- [Dataset]
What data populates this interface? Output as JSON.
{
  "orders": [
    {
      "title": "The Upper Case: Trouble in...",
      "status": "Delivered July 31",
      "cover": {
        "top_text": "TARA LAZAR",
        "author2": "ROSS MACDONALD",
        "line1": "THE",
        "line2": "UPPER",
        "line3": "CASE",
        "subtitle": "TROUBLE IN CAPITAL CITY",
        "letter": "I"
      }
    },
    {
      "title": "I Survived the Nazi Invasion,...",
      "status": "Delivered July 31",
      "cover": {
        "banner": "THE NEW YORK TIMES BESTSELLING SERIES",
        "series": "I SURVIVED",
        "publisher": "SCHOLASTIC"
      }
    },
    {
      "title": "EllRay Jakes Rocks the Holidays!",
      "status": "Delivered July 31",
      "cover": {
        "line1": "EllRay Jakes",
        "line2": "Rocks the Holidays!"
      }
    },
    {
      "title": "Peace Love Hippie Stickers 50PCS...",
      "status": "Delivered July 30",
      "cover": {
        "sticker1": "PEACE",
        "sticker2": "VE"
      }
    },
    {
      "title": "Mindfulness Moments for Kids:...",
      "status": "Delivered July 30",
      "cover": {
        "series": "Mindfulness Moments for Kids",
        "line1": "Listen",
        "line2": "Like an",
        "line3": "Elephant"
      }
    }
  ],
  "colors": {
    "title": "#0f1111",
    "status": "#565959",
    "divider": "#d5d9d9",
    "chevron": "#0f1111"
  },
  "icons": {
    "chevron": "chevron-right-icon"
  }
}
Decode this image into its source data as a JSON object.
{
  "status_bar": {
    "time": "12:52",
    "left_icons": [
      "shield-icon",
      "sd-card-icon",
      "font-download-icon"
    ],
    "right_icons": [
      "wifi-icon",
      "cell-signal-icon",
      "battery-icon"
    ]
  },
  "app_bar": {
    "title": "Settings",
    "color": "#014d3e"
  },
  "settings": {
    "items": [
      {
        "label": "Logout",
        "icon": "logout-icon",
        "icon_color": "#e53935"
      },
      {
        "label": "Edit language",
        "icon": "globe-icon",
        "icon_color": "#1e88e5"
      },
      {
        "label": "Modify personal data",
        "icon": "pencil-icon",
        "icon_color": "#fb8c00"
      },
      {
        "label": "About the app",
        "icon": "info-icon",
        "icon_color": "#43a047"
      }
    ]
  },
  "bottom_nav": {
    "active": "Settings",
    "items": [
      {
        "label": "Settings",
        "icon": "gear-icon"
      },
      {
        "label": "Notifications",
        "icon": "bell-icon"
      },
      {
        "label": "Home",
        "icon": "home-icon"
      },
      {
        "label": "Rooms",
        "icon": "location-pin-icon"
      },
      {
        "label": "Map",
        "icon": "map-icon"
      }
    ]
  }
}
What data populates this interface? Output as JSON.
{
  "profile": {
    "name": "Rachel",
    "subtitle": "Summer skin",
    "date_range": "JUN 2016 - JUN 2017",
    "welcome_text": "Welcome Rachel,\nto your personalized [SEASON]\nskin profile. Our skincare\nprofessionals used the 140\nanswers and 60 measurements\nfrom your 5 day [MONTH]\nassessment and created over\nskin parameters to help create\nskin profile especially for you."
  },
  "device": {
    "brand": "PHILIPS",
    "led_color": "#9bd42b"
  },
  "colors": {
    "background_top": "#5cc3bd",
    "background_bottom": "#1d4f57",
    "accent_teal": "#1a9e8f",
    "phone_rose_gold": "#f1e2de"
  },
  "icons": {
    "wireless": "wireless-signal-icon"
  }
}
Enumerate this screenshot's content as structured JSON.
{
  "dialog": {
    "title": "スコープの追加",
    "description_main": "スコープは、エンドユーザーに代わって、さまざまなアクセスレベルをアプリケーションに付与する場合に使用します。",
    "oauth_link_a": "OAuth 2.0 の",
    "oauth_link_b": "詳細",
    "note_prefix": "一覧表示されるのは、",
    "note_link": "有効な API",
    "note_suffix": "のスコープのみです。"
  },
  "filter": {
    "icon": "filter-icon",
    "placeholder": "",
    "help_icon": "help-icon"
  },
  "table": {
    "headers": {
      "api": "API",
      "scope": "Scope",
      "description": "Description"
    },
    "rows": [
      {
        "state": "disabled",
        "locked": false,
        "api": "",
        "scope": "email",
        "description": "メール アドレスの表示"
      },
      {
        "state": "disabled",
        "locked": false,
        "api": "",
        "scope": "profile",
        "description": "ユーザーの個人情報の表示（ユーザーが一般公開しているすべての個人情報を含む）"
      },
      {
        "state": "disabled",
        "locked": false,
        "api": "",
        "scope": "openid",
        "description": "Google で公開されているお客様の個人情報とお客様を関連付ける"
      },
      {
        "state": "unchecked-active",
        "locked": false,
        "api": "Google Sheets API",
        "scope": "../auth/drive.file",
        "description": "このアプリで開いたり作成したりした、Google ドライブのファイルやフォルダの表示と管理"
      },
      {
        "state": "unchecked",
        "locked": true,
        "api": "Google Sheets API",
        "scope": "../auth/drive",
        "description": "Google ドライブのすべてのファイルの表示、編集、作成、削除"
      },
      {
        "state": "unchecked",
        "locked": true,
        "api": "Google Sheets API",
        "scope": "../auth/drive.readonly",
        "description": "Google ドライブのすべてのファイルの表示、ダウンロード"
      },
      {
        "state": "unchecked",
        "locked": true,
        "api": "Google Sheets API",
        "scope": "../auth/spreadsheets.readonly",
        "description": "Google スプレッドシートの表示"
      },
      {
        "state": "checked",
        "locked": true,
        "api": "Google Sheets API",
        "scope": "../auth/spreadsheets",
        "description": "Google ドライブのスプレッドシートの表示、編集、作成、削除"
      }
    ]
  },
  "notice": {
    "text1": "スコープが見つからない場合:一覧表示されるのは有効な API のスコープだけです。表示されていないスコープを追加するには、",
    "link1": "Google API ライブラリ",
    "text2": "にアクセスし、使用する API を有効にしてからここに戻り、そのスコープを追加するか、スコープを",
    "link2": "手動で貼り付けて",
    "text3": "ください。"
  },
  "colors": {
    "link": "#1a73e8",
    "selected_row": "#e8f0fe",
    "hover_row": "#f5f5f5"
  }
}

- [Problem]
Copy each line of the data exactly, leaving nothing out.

- [Result of the exercise]
What data populates this interface? Output as JSON.
{
  "orders": [
    {
      "title": "The Upper Case: Trouble in...",
      "status": "Delivered July 31",
      "cover": {
        "top_text": "TARA LAZAR",
        "author2": "ROSS MACDONALD",
        "line1": "THE",
        "line2": "UPPER",
        "line3": "CASE",
        "subtitle": "TROUBLE IN CAPITAL CITY",
        "letter": "I"
      }
    },
    {
      "title": "I Survived the Nazi Invasion,...",
      "status": "Delivered July 31",
      "cover": {
        "banner": "THE NEW YORK TIMES BESTSELLING SERIES",
        "series": "I SURVIVED",
        "publisher": "SCHOLASTIC"
      }
    },
    {
      "title": "EllRay Jakes Rocks the Holidays!",
      "status": "Delivered July 31",
      "cover": {
        "line1": "EllRay Jakes",
        "line2": "Rocks the Holidays!"
      }
    },
    {
      "title": "Peace Love Hippie Stickers 50PCS...",
      "status": "Delivered July 30",
      "cover": {
        "sticker1": "PEACE",
        "sticker2": "VE"
      }
    },
    {
      "title": "Mindfulness Moments for Kids:...",
      "status": "Delivered July 30",
      "cover": {
        "series": "Mindfulness Moments for Kids",
        "line1": "Listen",
        "line2": "Like an",
        "line3": "Elephant"
      }
    }
  ],
  "colors": {
    "title": "#0f1111",
    "status": "#565959",
    "divider": "#d5d9d9",
    "chevron": "#0f1111"
  },
  "icons": {
    "chevron": "chevron-right-icon"
  }
}
Decode this image into its source data as a JSON object.
{
  "status_bar": {
    "time": "12:52",
    "left_icons": [
      "shield-icon",
      "sd-card-icon",
      "font-download-icon"
    ],
    "right_icons": [
      "wifi-icon",
      "cell-signal-icon",
      "battery-icon"
    ]
  },
  "app_bar": {
    "title": "Settings",
    "color": "#014d3e"
  },
  "settings": {
    "items": [
      {
        "label": "Logout",
        "icon": "logout-icon",
        "icon_color": "#e53935"
      },
      {
        "label": "Edit language",
        "icon": "globe-icon",
        "icon_color": "#1e88e5"
      },
      {
        "label": "Modify personal data",
        "icon": "pencil-icon",
        "icon_color": "#fb8c00"
      },
      {
        "label": "About the app",
        "icon": "info-icon",
        "icon_color": "#43a047"
      }
    ]
  },
  "bottom_nav": {
    "active": "Settings",
    "items": [
      {
        "label": "Settings",
        "icon": "gear-icon"
      },
      {
        "label": "Notifications",
        "icon": "bell-icon"
      },
      {
        "label": "Home",
        "icon": "home-icon"
      },
      {
        "label": "Rooms",
        "icon": "location-pin-icon"
      },
      {
        "label": "Map",
        "icon": "map-icon"
      }
    ]
  }
}
What data populates this interface? Output as JSON.
{
  "profile": {
    "name": "Rachel",
    "subtitle": "Summer skin",
    "date_range": "JUN 2016 - JUN 2017",
    "welcome_text": "Welcome Rachel,\nto your personalized [SEASON]\nskin profile. Our skincare\nprofessionals used the 140\nanswers and 60 measurements\nfrom your 5 day [MONTH]\nassessment and created over\nskin parameters to help create\nskin profile especially for you."
  },
  "device": {
    "brand": "PHILIPS",
    "led_color": "#9bd42b"
  },
  "colors": {
    "background_top": "#5cc3bd",
    "background_bottom": "#1d4f57",
    "accent_teal": "#1a9e8f",
    "phone_rose_gold": "#f1e2de"
  },
  "icons": {
    "wireless": "wireless-signal-icon"
  }
}
Enumerate this screenshot's content as structured JSON.
{
  "dialog": {
    "title": "スコープの追加",
    "description_main": "スコープは、エンドユーザーに代わって、さまざまなアクセスレベルをアプリケーションに付与する場合に使用します。",
    "oauth_link_a": "OAuth 2.0 の",
    "oauth_link_b": "詳細",
    "note_prefix": "一覧表示されるのは、",
    "note_link": "有効な API",
    "note_suffix": "のスコープのみです。"
  },
  "filter": {
    "icon": "filter-icon",
    "placeholder": "",
    "help_icon": "help-icon"
  },
  "table": {
    "headers": {
      "api": "API",
      "scope": "Scope",
      "description": "Description"
    },
    "rows": [
      {
        "state": "disabled",
        "locked": false,
        "api": "",
        "scope": "email",
        "description": "メール アドレスの表示"
      },
      {
        "state": "disabled",
        "locked": false,
        "api": "",
        "scope": "profile",
        "description": "ユーザーの個人情報の表示（ユーザーが一般公開しているすべての個人情報を含む）"
      },
      {
        "state": "disabled",
        "locked": false,
        "api": "",
        "scope": "openid",
        "description": "Google で公開されているお客様の個人情報とお客様を関連付ける"
      },
      {
        "state": "unchecked-active",
        "locked": false,
        "api": "Google Sheets API",
        "scope": "../auth/drive.file",
        "description": "このアプリで開いたり作成したりした、Google ドライブのファイルやフォルダの表示と管理"
      },
      {
        "state": "unchecked",
        "locked": true,
        "api": "Google Sheets API",
        "scope": "../auth/drive",
        "description": "Google ドライブのすべてのファイルの表示、編集、作成、削除"
      },
      {
        "state": "unchecked",
        "locked": true,
        "api": "Google Sheets API",
        "scope": "../auth/drive.readonly",
        "description": "Google ドライブのすべてのファイルの表示、ダウンロード"
      },
      {
        "state": "unchecked",
        "locked": true,
        "api": "Google Sheets API",
        "scope": "../auth/spreadsheets.readonly",
        "description": "Google スプレッドシートの表示"
      },
      {
        "state": "checked",
        "locked": true,
        "api": "Google Sheets API",
        "scope": "../auth/spreadsheets",
        "description": "Google ドライブのスプレッドシートの表示、編集、作成、削除"
      }
    ]
  },
  "notice": {
    "text1": "スコープが見つからない場合:一覧表示されるのは有効な API のスコープだけです。表示されていないスコープを追加するには、",
    "link1": "Google API ライブラリ",
    "text2": "にアクセスし、使用する API を有効にしてからここに戻り、そのスコープを追加するか、スコープを",
    "link2": "手動で貼り付けて",
    "text3": "ください。"
  },
  "colors": {
    "link": "#1a73e8",
    "selected_row": "#e8f0fe",
    "hover_row": "#f5f5f5"
  }
}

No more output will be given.